Sen. Jim Risch is the leading advocate for 14 Republican senators seeking to block a vote on legislation expanding background checks for gun purchases in the wake of December's school shooting in Connecticut.
CNN's Anderson Cooper said Risch was the only one of the 14 who would agree to appear on his show Tuesday night. Risch and Idaho Sen. Mike Crapo joined 12 colleagues in a letter to Majority Leader Harry Reid, D-Nev., Monday saying they would support a filibuster to stop a vote.
Risch conceded that Reid, with the help of Republicans including Arizona Sen. John McCain, will likely muster the 60 votes necessary to stop a filibuster, limit debate and force a vote. The procedural vote is scheduled Thursday.
"I think there's clearly 60 votes to override a filibuster," Risch told Cooper. "There's going to be a debate this week."
Added Risch: "I'm committed to defeat any legislation that interferes with a law-abiding citizen's right under the Constitution - which is a right just like freedom of speech, freedom of religion and freedom of association in Amendment One. Amendment Two gives every American the right to keep and bear arms."

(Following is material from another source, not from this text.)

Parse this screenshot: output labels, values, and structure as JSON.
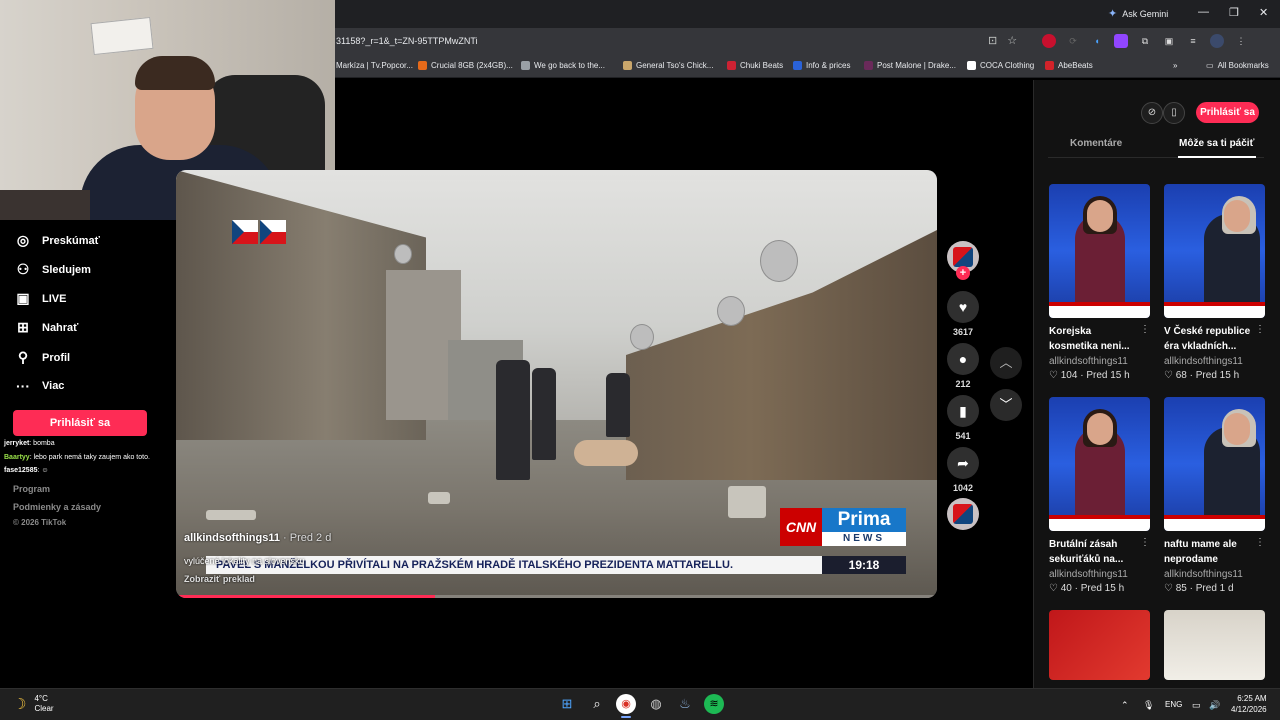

Risch appeared on "CBS This Morning" on Wednesday, defending the Senate minority's most powerful procedural tool. "The filibuster is simply a tactic to stop the bill from passing," he said. "If you're successful on the filibuster, it's over, it's done, and that would be my preference."
Background checks some Republicans support are ineffective, Risch said. "One of the problems we have ... is focusing on expanding a background check system that simply does not work and casts a burden on people that are exercising a constitutional right."
In an interview Tuesday on National Public Radio, Risch defended the filibuster while expressing sympathy for the families of 20 children and six adults killed in Newtown, Conn. "As far as firearms deaths are concerned, they're awful. They're terrible. I'm a father and a grandfather. I can't imagine if you had someone who was caught in it."
Crapo was unable to accommodate requests from CNN, MSNBC and the New York Times, said spokesman Lindsay Nothern. But Crapo told KVNI radio in Coeur d'Alene he opposed "any role for the federal government in restricting the right to bear arms," including background checks.
Dan Popkey: 377-6438, Twitter: @IDS_politics